I am enjoying the glow of registering and planning for Boston. What did it take? Everything I had. Make no mistake: qualifying for Boston was payment on an investment I made long ago; and continued my contributions daily over an extended period of time. I did not "get lucky." I took care to pay attention to every detail, and overlooked nothing. What I discussed above in many ways are over-simplifications, but were areas of critical importance in my success.
But I do want to stress what an "ordinary" runner I am. I have no special abilities; no previous running experience. No fitness from earlier years to regain. I was not a 6:00 miler in college. I started this with nothing. And built on it, brick after brick. And when I had set backs, I tried again and didn't quit. I hope that if any of you aspire to a goal such as qualifying for Boston that maybe my message has helped. If I can do it--surely--you can too! I promise you--it is worth it!

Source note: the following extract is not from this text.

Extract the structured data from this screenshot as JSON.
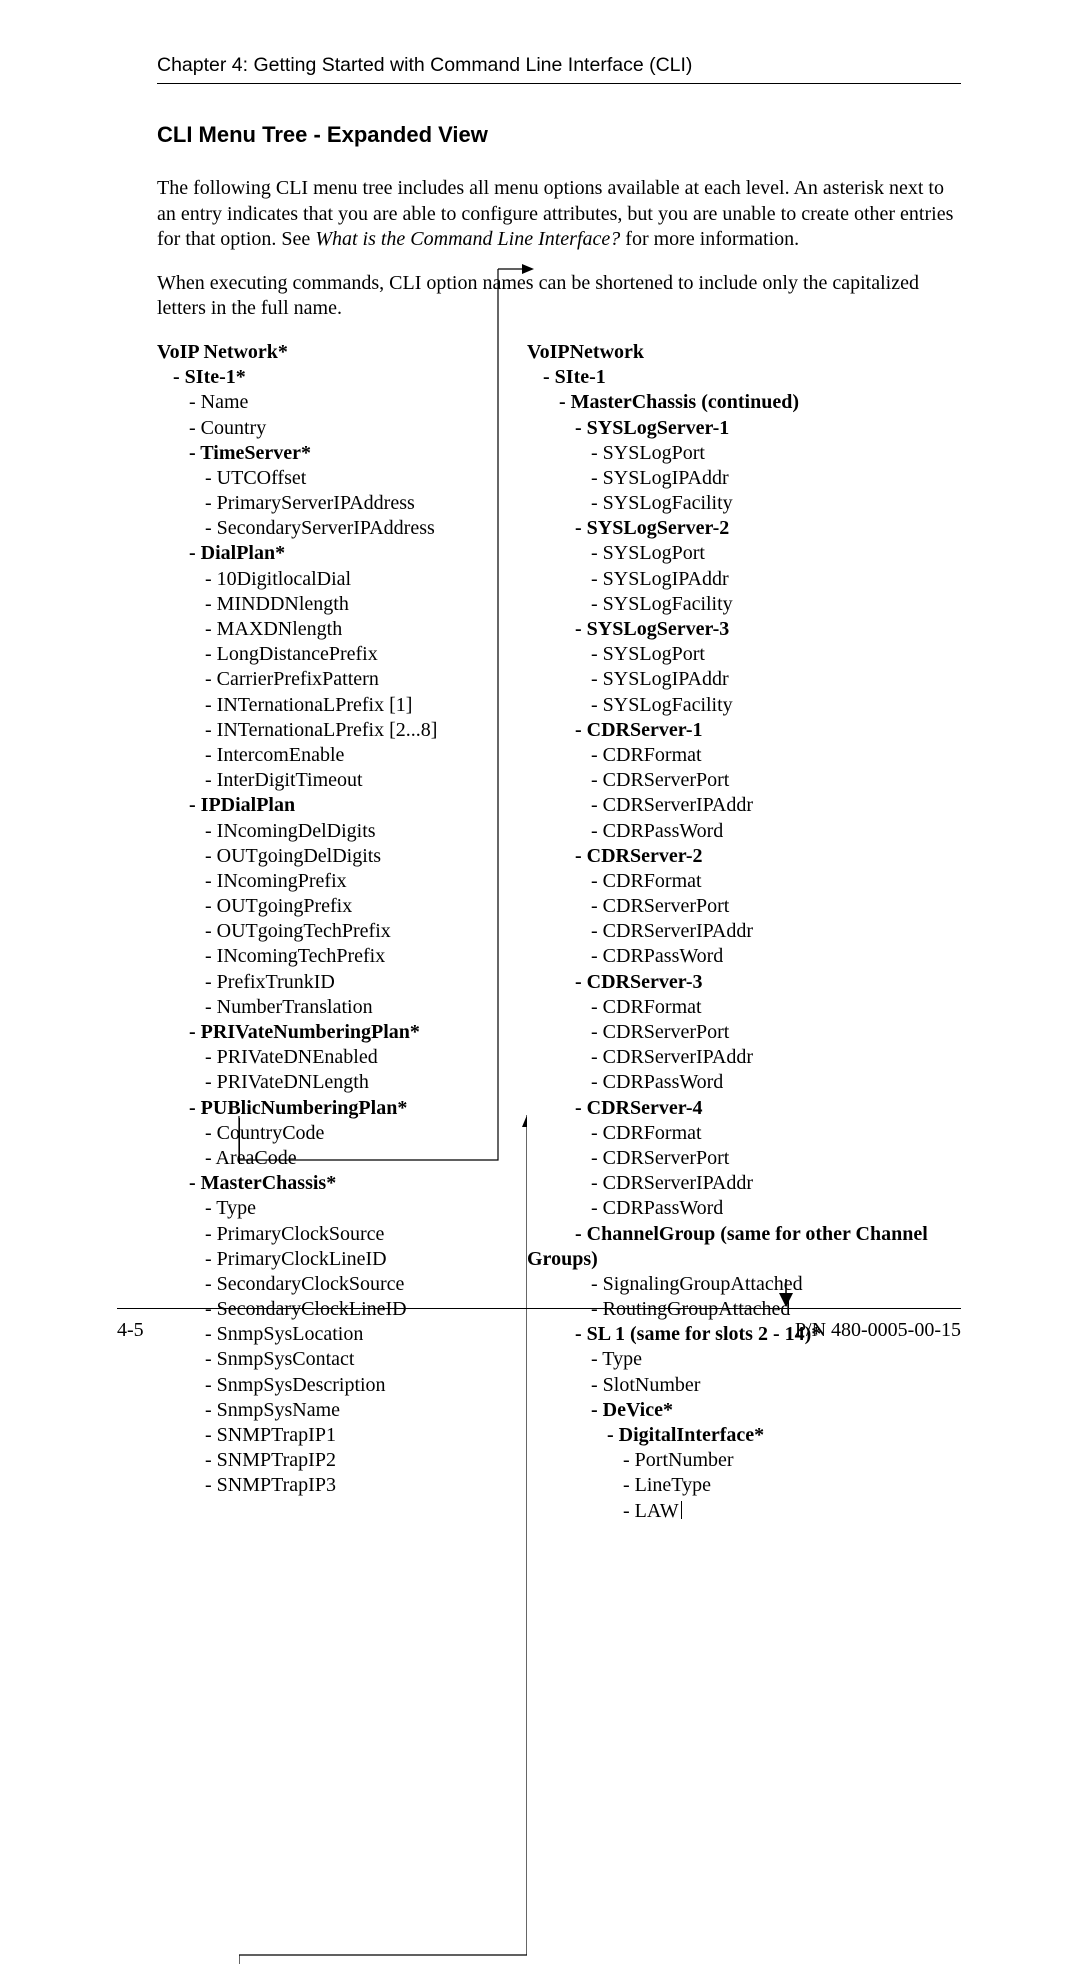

I have already had my first few runs back. I wish I knew all of my goals for the next year, but I haven't even nailed my pace down for Boston yet. I am thinking of a 5K PR in January, followed by a New York qualifying time for guaranteed entry at Boston (3:38:00). But, doing well in Boston brings its challenges; this is not an easy course. I have much to learn and a great deal to work on!
I thank so many of your for following me and inspiring me along the way. We all have our challenges to overcome. Most of you have touched my running career in some way. But, I promise, it is not a career that is ending. I believe I have a few years of improvement ahead of me, and plan to leverage that to the best of my ability. My real goal is to set a world record when I'm 80 :-)
Lace 'Em Up For Boston!
4 years ago